About this exercise: Select and copy out every line in the records containing "title".

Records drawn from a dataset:
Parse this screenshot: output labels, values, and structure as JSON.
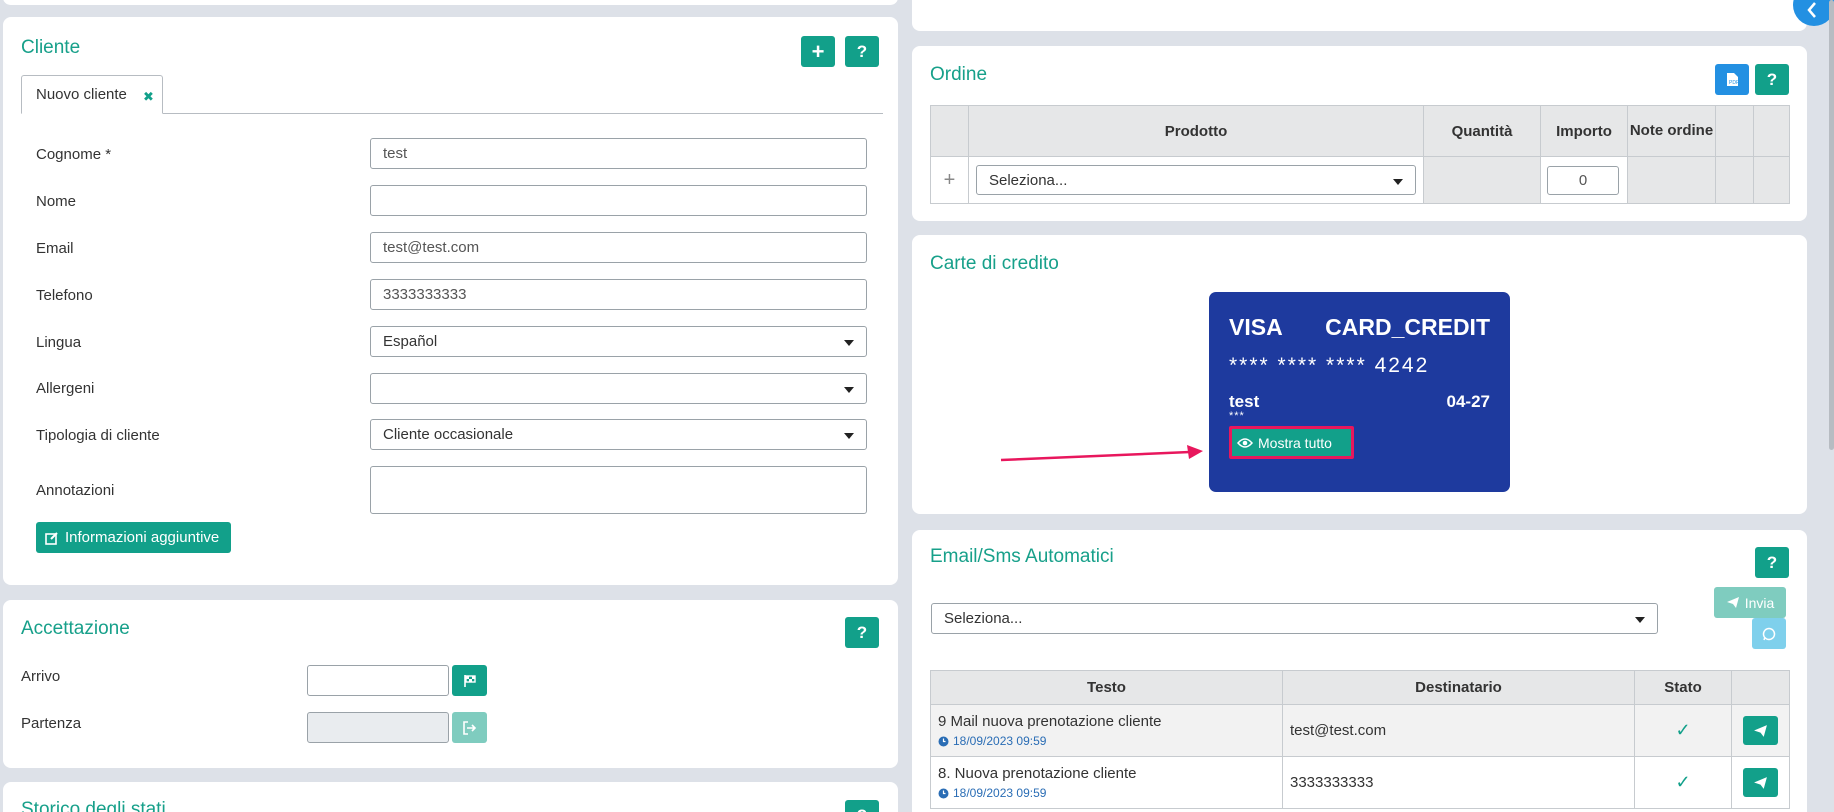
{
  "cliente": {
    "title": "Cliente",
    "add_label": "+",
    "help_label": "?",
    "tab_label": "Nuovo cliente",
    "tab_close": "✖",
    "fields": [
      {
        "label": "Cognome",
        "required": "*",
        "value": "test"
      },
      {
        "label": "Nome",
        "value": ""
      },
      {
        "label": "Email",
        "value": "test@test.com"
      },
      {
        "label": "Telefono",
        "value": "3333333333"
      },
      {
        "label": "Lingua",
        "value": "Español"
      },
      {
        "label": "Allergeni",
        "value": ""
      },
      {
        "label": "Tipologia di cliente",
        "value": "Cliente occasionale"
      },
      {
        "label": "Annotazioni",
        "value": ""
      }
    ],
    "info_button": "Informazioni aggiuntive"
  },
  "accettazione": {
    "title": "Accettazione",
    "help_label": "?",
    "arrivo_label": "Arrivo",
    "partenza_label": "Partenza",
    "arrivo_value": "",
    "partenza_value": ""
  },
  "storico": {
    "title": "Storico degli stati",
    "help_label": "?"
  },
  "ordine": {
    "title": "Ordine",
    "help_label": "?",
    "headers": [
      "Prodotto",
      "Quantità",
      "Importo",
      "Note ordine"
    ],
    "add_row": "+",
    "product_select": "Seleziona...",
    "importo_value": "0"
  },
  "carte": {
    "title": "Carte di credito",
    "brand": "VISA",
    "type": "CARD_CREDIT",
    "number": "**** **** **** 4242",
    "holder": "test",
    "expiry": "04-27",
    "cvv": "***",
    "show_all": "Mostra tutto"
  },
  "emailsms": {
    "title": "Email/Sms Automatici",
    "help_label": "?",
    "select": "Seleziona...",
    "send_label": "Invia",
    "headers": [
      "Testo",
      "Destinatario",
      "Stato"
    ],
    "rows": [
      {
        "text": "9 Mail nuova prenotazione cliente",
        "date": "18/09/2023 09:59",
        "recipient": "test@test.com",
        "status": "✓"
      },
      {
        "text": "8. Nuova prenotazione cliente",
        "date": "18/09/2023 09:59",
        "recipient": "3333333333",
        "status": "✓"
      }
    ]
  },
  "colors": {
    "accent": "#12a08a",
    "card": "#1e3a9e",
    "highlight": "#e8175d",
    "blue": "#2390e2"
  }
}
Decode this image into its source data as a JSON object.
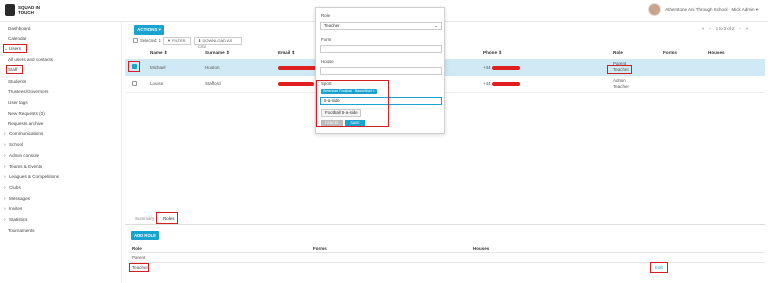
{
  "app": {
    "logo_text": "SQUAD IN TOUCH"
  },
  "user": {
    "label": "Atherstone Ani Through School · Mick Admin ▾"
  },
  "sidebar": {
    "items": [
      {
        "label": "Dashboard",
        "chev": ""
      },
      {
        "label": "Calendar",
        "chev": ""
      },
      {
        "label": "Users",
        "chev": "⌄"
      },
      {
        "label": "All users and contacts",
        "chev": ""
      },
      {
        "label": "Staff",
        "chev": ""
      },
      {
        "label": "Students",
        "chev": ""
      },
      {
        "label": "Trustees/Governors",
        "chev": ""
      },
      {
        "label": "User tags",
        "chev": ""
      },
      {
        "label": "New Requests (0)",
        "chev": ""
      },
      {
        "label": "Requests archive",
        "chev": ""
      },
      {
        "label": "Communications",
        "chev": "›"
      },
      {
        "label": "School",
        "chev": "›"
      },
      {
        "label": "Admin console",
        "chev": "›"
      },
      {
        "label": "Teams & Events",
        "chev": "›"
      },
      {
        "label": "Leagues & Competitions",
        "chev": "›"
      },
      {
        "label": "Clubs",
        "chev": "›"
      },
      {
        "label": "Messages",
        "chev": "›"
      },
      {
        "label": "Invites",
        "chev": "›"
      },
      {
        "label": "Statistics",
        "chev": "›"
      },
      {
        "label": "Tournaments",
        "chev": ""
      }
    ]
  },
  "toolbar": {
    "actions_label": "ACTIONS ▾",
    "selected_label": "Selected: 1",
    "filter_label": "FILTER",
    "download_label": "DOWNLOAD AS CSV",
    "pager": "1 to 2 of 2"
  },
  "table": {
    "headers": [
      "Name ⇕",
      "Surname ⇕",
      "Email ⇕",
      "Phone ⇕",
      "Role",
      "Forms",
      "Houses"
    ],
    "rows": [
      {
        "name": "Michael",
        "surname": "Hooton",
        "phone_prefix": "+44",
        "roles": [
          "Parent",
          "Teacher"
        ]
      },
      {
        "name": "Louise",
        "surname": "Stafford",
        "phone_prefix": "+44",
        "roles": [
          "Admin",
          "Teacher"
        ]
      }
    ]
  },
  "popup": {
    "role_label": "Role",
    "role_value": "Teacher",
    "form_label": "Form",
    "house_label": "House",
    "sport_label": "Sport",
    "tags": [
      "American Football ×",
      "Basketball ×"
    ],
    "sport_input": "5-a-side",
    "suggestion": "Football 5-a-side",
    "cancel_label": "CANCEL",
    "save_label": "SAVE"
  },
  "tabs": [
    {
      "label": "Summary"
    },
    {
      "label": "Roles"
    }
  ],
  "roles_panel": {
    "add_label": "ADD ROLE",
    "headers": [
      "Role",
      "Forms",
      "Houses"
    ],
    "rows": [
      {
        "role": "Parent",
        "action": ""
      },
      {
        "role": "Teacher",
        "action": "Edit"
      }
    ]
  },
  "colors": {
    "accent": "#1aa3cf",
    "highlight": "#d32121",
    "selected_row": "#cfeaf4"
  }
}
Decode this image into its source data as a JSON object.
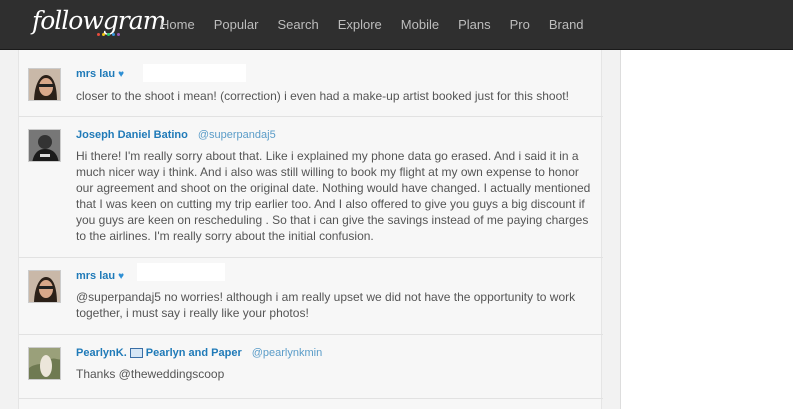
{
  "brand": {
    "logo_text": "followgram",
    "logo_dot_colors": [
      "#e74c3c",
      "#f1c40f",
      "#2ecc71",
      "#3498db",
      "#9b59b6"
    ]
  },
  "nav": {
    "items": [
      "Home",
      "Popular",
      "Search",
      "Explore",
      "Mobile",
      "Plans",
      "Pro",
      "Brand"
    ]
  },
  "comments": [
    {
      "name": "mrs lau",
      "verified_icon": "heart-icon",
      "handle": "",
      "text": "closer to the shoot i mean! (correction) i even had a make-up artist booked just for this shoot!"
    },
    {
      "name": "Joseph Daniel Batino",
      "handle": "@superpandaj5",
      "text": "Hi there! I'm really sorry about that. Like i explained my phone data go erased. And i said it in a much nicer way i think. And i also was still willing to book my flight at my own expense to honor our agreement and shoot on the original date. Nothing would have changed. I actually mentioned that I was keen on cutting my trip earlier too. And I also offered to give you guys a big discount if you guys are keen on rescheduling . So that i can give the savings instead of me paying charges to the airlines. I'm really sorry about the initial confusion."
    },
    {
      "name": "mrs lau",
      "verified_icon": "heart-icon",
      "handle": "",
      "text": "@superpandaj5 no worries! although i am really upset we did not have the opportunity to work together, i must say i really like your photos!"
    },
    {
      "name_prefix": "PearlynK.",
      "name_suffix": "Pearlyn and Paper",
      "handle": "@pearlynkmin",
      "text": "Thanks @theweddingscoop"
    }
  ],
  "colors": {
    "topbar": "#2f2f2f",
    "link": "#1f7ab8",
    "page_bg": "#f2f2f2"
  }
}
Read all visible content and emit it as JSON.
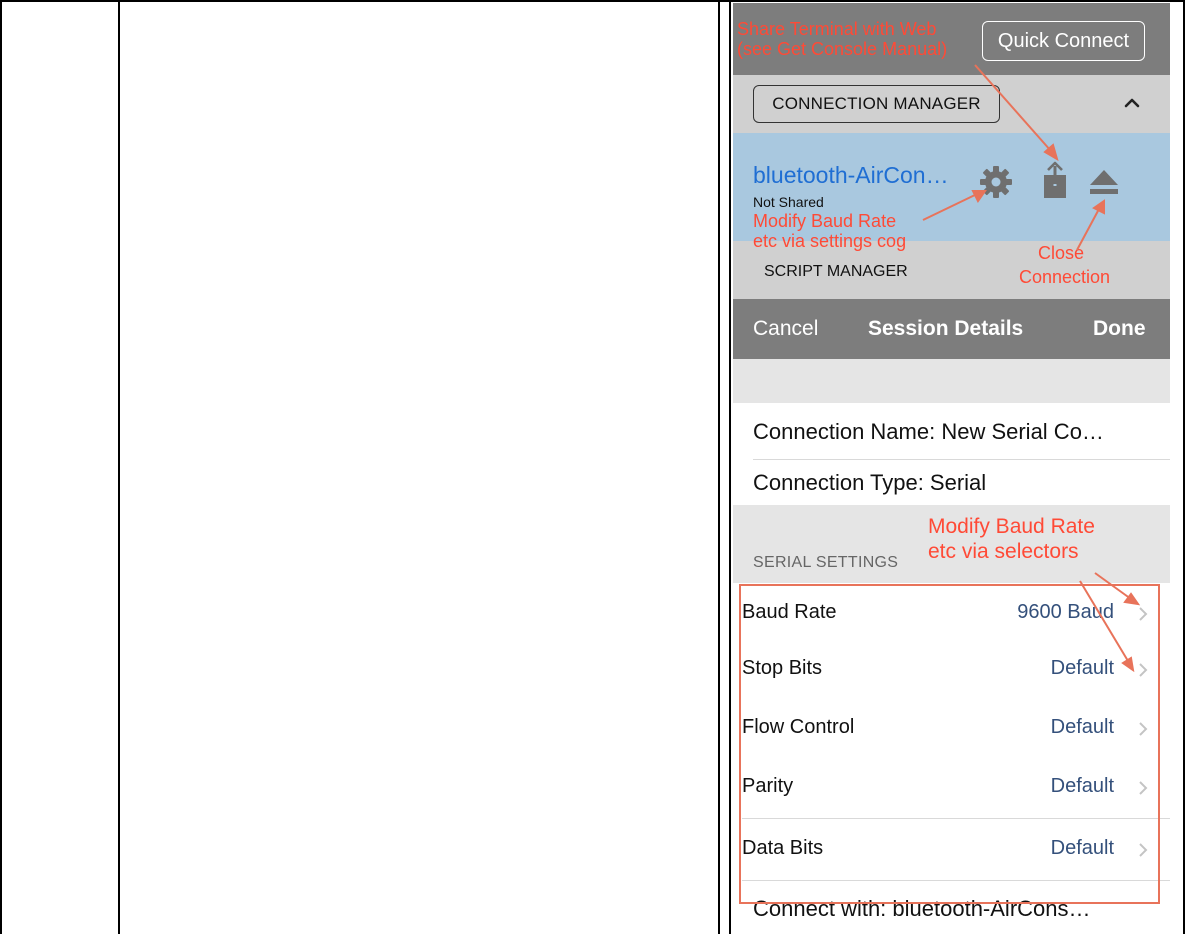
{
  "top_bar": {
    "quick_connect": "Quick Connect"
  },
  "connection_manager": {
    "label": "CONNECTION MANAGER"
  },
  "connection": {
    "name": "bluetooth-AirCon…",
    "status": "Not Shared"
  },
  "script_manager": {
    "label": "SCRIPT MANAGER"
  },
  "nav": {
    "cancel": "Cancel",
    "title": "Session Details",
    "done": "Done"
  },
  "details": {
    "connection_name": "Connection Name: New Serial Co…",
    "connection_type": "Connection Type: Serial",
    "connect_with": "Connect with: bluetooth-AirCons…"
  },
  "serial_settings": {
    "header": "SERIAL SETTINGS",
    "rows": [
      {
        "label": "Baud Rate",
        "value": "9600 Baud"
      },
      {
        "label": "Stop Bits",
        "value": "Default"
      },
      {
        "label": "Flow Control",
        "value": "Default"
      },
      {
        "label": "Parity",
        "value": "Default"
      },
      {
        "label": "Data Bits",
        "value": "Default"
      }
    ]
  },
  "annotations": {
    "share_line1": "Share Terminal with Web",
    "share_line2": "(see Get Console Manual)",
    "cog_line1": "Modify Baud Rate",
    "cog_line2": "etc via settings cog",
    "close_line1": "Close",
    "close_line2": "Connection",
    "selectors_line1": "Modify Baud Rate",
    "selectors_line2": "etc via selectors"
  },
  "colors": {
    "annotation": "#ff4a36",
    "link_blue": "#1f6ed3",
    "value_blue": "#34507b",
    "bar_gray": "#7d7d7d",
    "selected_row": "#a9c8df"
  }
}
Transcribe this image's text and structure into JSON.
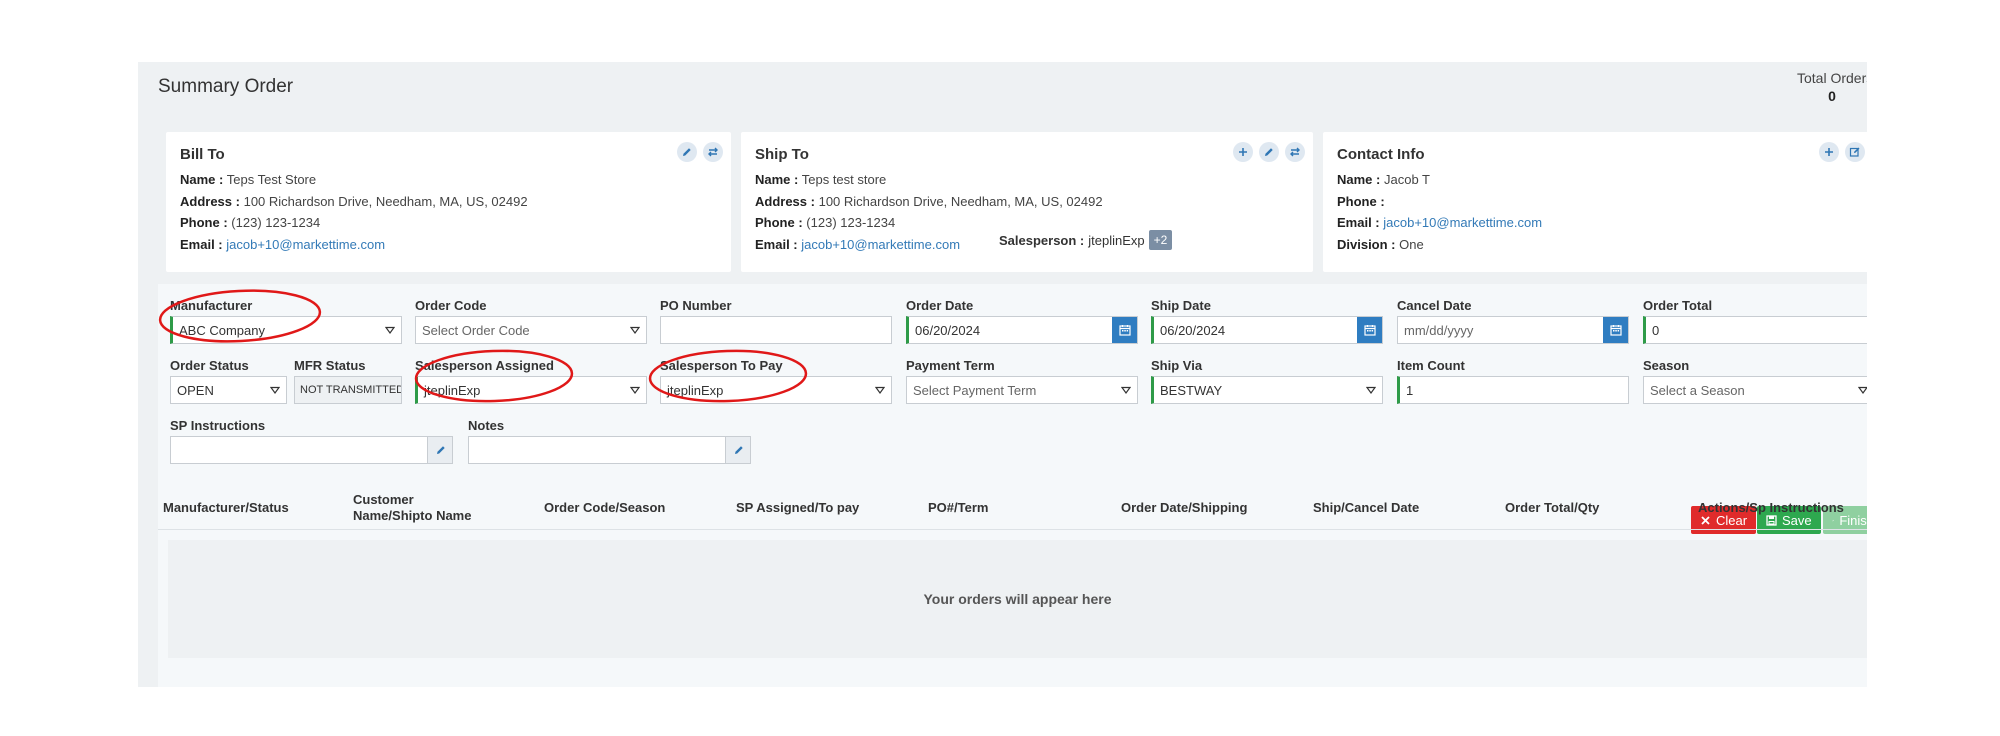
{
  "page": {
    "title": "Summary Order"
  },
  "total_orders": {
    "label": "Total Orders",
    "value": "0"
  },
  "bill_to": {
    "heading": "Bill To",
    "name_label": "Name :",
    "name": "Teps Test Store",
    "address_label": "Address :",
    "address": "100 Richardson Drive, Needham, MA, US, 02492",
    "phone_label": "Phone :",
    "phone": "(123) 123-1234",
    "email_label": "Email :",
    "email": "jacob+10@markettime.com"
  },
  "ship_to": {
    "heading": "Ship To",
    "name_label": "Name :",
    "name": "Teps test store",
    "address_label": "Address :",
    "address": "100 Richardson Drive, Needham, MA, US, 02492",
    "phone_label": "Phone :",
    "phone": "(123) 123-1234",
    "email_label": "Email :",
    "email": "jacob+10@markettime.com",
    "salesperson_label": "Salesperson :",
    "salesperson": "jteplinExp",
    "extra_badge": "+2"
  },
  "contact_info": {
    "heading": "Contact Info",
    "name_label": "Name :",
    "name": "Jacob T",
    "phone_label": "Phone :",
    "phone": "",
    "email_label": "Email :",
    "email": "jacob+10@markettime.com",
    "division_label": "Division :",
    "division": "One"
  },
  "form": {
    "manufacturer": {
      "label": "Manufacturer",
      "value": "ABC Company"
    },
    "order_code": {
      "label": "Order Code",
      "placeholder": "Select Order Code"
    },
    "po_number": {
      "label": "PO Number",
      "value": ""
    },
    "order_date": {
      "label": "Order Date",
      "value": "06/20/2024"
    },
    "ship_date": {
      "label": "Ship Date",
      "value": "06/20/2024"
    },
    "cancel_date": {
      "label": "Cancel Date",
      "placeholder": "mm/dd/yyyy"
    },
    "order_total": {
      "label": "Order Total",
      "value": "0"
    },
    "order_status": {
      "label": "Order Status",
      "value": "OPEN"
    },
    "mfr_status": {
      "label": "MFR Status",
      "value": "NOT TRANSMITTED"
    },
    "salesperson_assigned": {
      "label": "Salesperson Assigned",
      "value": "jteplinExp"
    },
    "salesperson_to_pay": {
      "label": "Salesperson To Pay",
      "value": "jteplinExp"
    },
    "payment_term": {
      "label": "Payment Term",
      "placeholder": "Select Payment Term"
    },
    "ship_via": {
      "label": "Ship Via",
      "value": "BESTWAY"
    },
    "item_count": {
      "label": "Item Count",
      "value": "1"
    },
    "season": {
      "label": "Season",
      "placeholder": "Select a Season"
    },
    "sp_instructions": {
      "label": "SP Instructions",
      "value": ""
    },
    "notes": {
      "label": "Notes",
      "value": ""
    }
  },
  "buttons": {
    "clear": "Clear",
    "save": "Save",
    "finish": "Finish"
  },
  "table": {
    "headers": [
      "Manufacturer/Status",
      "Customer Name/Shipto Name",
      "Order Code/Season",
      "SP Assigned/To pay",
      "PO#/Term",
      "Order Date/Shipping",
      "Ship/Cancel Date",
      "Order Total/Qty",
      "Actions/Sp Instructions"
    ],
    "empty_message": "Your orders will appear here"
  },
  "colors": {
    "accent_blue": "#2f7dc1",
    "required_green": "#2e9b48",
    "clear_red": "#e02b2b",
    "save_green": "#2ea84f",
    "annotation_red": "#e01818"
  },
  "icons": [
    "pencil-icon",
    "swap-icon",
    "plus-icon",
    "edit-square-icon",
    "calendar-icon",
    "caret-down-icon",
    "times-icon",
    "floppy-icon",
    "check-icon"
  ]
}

Solution to the exercise:
    "title": "Cliente",
    "title": "Accettazione",
    "title": "Storico degli stati",
    "title": "Ordine",
    "title": "Carte di credito",
    "title": "Email/Sms Automatici",
    "title": "Session Details",
    "title": "Summary Order"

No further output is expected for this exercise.